> [TASK REQUIREMENTS] Each of the entries below needs to be given again exactly.

> [MATERIAL FOR THIS TASK]
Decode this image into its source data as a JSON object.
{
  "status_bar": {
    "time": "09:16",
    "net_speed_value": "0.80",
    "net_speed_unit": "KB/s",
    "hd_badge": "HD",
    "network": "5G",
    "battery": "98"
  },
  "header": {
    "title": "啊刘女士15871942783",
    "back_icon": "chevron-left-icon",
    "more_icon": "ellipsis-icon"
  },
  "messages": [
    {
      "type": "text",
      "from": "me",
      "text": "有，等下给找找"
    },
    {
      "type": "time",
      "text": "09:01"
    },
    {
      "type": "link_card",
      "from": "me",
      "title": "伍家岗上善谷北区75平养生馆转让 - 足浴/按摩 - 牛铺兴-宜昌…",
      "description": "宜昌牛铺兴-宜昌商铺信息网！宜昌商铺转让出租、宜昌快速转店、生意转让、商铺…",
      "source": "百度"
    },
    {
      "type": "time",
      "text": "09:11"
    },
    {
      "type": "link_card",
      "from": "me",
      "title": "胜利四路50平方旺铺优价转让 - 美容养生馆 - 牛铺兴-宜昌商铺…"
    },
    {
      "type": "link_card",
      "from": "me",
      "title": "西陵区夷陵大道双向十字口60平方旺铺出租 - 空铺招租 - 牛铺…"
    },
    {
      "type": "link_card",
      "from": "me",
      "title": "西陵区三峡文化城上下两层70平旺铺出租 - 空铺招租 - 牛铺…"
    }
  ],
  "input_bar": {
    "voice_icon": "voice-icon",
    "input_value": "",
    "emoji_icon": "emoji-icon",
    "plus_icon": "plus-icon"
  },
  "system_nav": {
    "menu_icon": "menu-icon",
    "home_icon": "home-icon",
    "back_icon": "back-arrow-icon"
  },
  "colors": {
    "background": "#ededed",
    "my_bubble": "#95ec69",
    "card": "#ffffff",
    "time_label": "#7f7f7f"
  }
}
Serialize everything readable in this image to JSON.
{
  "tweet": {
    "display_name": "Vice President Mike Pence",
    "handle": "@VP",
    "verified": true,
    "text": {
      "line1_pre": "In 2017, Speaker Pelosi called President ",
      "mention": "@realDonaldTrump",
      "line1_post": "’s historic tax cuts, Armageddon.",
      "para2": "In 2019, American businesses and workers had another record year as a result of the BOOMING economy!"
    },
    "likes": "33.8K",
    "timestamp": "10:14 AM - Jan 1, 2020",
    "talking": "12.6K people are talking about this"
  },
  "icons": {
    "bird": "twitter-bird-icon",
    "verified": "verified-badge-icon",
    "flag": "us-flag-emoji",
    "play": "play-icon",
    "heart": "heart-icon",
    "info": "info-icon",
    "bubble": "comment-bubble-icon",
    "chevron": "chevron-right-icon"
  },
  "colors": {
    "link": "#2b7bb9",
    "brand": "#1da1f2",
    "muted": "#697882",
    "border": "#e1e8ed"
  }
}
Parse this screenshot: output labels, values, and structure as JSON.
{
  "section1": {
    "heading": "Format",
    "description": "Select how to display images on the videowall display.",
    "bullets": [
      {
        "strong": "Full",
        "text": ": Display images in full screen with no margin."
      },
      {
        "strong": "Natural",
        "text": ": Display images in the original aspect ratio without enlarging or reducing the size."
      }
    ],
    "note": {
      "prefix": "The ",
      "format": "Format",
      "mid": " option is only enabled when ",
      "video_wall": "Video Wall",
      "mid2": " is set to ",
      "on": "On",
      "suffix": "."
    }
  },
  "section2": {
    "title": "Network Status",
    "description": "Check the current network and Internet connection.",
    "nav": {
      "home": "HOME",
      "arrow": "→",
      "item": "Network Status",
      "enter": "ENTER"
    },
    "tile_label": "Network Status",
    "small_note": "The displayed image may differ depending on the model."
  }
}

> [SOLUTION TO THIS TASK]
Decode this image into its source data as a JSON object.
{
  "status_bar": {
    "time": "09:16",
    "net_speed_value": "0.80",
    "net_speed_unit": "KB/s",
    "hd_badge": "HD",
    "network": "5G",
    "battery": "98"
  },
  "header": {
    "title": "啊刘女士15871942783",
    "back_icon": "chevron-left-icon",
    "more_icon": "ellipsis-icon"
  },
  "messages": [
    {
      "type": "text",
      "from": "me",
      "text": "有，等下给找找"
    },
    {
      "type": "time",
      "text": "09:01"
    },
    {
      "type": "link_card",
      "from": "me",
      "title": "伍家岗上善谷北区75平养生馆转让 - 足浴/按摩 - 牛铺兴-宜昌…",
      "description": "宜昌牛铺兴-宜昌商铺信息网！宜昌商铺转让出租、宜昌快速转店、生意转让、商铺…",
      "source": "百度"
    },
    {
      "type": "time",
      "text": "09:11"
    },
    {
      "type": "link_card",
      "from": "me",
      "title": "胜利四路50平方旺铺优价转让 - 美容养生馆 - 牛铺兴-宜昌商铺…"
    },
    {
      "type": "link_card",
      "from": "me",
      "title": "西陵区夷陵大道双向十字口60平方旺铺出租 - 空铺招租 - 牛铺…"
    },
    {
      "type": "link_card",
      "from": "me",
      "title": "西陵区三峡文化城上下两层70平旺铺出租 - 空铺招租 - 牛铺…"
    }
  ],
  "input_bar": {
    "voice_icon": "voice-icon",
    "input_value": "",
    "emoji_icon": "emoji-icon",
    "plus_icon": "plus-icon"
  },
  "system_nav": {
    "menu_icon": "menu-icon",
    "home_icon": "home-icon",
    "back_icon": "back-arrow-icon"
  },
  "colors": {
    "background": "#ededed",
    "my_bubble": "#95ec69",
    "card": "#ffffff",
    "time_label": "#7f7f7f"
  }
}
Serialize everything readable in this image to JSON.
{
  "tweet": {
    "display_name": "Vice President Mike Pence",
    "handle": "@VP",
    "verified": true,
    "text": {
      "line1_pre": "In 2017, Speaker Pelosi called President ",
      "mention": "@realDonaldTrump",
      "line1_post": "’s historic tax cuts, Armageddon.",
      "para2": "In 2019, American businesses and workers had another record year as a result of the BOOMING economy!"
    },
    "likes": "33.8K",
    "timestamp": "10:14 AM - Jan 1, 2020",
    "talking": "12.6K people are talking about this"
  },
  "icons": {
    "bird": "twitter-bird-icon",
    "verified": "verified-badge-icon",
    "flag": "us-flag-emoji",
    "play": "play-icon",
    "heart": "heart-icon",
    "info": "info-icon",
    "bubble": "comment-bubble-icon",
    "chevron": "chevron-right-icon"
  },
  "colors": {
    "link": "#2b7bb9",
    "brand": "#1da1f2",
    "muted": "#697882",
    "border": "#e1e8ed"
  }
}
Parse this screenshot: output labels, values, and structure as JSON.
{
  "section1": {
    "heading": "Format",
    "description": "Select how to display images on the videowall display.",
    "bullets": [
      {
        "strong": "Full",
        "text": ": Display images in full screen with no margin."
      },
      {
        "strong": "Natural",
        "text": ": Display images in the original aspect ratio without enlarging or reducing the size."
      }
    ],
    "note": {
      "prefix": "The ",
      "format": "Format",
      "mid": " option is only enabled when ",
      "video_wall": "Video Wall",
      "mid2": " is set to ",
      "on": "On",
      "suffix": "."
    }
  },
  "section2": {
    "title": "Network Status",
    "description": "Check the current network and Internet connection.",
    "nav": {
      "home": "HOME",
      "arrow": "→",
      "item": "Network Status",
      "enter": "ENTER"
    },
    "tile_label": "Network Status",
    "small_note": "The displayed image may differ depending on the model."
  }
}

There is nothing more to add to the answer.